This talk will explore the origins of black freethought among 19th century slaves, many of whom could not reconcile notions of a loving God with their condition on Earth. The talk will then examine the intersection of freethought with twentieth century cultural and political movements such as the Harlem Renaissance, radical leftist politics, and the Black Power movement. Cameron argues that religious skepticism was prevalent among some of the most prominent voices in African American history, including Frederick Douglass, W. E. B. Du Bois, A. Phillip Randolph, Richard Wright, James Baldwin, Lorraine Hansberry, Huey Newton, and Alice Walker.
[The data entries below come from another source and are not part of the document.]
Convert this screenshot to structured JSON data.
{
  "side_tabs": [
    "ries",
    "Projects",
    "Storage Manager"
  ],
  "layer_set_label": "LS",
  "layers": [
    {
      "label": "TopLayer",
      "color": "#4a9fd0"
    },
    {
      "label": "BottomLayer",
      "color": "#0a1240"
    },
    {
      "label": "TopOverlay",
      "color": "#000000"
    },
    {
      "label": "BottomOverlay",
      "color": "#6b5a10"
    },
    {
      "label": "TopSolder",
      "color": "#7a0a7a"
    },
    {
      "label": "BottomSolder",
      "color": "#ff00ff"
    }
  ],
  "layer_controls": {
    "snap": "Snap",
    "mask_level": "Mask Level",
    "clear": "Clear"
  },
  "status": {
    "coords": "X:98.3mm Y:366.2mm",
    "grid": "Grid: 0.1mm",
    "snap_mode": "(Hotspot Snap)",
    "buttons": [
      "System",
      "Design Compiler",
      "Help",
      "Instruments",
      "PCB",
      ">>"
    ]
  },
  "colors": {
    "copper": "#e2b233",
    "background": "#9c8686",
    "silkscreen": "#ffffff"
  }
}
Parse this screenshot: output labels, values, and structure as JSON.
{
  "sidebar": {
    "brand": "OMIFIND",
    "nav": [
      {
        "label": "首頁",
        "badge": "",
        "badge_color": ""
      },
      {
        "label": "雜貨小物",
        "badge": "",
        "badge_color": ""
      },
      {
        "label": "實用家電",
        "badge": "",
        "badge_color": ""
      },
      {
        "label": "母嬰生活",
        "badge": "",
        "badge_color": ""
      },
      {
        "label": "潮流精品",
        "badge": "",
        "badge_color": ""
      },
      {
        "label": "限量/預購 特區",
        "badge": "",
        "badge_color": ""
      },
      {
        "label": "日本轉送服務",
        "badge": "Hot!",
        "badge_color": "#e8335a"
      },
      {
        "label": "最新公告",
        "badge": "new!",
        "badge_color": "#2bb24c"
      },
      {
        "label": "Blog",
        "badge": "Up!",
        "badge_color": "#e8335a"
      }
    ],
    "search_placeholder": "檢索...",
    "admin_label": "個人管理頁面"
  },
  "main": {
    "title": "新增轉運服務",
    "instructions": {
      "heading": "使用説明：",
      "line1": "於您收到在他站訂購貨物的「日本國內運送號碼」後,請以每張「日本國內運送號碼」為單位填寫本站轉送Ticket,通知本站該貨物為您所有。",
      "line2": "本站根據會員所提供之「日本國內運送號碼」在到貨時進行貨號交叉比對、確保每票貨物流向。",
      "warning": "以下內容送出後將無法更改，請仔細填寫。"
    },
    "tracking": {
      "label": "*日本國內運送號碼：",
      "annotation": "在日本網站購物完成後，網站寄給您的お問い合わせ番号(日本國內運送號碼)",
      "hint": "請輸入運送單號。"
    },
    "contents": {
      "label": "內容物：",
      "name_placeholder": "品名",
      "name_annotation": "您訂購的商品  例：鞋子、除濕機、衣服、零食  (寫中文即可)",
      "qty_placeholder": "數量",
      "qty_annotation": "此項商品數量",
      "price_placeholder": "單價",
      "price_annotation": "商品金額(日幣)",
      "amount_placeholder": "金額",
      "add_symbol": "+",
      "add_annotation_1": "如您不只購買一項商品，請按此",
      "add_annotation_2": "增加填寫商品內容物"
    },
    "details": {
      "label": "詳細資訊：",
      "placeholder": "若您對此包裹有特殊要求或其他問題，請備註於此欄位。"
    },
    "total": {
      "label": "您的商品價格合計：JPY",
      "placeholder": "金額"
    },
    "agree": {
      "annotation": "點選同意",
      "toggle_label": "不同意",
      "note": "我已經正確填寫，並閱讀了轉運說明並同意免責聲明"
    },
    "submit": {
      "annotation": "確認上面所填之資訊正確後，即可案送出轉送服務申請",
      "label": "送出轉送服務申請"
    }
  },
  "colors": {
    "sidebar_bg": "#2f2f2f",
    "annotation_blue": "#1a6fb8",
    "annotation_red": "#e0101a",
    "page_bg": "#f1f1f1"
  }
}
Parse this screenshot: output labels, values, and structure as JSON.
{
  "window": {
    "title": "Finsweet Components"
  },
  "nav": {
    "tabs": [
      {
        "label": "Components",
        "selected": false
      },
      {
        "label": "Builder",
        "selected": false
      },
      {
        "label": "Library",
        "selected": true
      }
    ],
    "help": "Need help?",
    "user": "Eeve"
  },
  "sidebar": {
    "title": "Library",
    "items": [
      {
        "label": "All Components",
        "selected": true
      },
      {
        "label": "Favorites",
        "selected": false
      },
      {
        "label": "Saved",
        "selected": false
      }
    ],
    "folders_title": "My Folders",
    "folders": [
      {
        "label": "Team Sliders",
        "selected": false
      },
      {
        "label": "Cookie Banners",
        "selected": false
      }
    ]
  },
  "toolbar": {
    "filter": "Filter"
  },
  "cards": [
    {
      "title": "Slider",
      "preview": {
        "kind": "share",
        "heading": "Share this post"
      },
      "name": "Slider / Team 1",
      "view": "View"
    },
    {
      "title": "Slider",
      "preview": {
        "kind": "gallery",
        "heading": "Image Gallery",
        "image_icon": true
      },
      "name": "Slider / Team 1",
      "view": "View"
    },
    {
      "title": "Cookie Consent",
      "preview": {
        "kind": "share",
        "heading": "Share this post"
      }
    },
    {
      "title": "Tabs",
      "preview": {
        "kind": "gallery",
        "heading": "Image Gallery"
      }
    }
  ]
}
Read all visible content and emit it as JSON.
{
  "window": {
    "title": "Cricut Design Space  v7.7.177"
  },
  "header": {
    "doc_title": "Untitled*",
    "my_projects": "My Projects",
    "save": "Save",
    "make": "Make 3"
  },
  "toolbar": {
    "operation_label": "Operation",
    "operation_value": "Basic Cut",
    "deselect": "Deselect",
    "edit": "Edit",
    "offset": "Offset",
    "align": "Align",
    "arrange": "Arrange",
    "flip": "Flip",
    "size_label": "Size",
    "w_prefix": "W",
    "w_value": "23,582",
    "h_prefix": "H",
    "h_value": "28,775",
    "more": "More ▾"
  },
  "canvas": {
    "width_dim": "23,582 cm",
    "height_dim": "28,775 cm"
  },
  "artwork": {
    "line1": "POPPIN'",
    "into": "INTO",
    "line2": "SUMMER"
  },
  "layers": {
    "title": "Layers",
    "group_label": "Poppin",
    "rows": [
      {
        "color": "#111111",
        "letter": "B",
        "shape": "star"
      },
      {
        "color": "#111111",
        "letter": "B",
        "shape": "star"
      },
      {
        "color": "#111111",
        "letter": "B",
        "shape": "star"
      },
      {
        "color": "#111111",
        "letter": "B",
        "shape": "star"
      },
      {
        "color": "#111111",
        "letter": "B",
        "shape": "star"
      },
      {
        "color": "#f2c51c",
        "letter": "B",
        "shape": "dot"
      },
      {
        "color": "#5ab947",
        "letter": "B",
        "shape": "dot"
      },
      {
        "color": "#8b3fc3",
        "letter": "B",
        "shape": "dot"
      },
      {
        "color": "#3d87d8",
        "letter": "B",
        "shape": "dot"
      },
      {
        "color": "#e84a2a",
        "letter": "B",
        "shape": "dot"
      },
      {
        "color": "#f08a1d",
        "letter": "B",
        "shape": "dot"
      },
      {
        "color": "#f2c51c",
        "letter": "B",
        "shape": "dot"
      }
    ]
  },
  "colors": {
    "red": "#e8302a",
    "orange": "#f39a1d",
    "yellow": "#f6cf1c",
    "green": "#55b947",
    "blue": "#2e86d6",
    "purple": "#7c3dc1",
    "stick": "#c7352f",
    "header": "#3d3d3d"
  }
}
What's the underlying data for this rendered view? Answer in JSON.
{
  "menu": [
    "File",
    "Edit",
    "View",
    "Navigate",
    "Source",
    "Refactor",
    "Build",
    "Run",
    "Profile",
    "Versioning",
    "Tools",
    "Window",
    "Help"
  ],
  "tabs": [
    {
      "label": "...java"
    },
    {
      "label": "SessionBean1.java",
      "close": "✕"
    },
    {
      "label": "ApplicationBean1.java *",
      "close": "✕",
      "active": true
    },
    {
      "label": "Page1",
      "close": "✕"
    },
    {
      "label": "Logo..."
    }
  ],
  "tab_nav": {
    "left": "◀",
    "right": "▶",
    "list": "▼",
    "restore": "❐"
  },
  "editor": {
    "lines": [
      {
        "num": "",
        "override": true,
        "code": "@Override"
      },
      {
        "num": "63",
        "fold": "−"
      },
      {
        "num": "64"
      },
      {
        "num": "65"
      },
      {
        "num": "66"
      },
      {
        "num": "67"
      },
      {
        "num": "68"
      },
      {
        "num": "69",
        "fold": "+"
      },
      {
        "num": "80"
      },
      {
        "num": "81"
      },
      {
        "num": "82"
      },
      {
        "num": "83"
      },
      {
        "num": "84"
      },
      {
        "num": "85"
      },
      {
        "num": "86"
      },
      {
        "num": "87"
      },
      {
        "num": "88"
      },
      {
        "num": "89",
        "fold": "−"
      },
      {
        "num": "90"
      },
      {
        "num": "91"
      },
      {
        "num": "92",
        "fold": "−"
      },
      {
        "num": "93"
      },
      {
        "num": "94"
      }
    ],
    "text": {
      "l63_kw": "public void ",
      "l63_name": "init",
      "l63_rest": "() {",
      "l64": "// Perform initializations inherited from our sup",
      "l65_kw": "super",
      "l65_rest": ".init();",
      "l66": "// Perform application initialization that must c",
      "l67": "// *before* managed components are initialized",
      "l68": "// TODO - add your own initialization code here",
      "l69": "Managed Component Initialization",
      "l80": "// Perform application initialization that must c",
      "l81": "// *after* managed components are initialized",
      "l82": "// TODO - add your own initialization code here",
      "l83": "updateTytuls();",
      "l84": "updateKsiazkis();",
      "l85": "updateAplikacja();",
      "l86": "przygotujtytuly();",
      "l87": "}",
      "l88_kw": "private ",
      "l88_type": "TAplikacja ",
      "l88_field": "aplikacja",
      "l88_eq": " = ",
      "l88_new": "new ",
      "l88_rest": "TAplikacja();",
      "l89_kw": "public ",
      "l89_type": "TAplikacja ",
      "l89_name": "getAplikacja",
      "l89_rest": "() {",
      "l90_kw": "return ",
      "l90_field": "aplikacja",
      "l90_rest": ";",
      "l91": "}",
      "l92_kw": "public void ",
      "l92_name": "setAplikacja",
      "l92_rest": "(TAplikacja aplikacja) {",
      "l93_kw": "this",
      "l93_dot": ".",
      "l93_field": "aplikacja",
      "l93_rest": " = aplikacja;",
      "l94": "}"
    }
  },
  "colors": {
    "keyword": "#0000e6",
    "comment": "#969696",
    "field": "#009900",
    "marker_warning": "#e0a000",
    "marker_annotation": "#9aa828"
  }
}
Christopher Cameron is an Associate Professor of History at the University of North Carolina at Charlotte. He is also the founder and past president of the African American Intellectual History Society. He received his B.A. in History from Keene State College and his M.A. and Ph.D. in American History from the University of North Carolina at Chapel Hill. His research and teaching interests include early American history, the history of slavery and abolition, and African American religious and intellectual history. Cameron is the author of Black Freethinkers: A History of African American Secularism (Northwestern University Press, 2019), To Plead Our Own Cause: African Americans in Massachusetts and the Making of the Antislavery Movement (Kent State University Press, 2014) and co-editor of New Perspectives on the Black Intellectual Tradition (Northwestern University Press, 2018). His current book project, entitled Liberal Religion and Race in America, explores African Americans engagement with liberal sects such as the Unitarians and Universalists from the revolutionary era to the creation of Black Lives of Unitarian Universalism in 2015.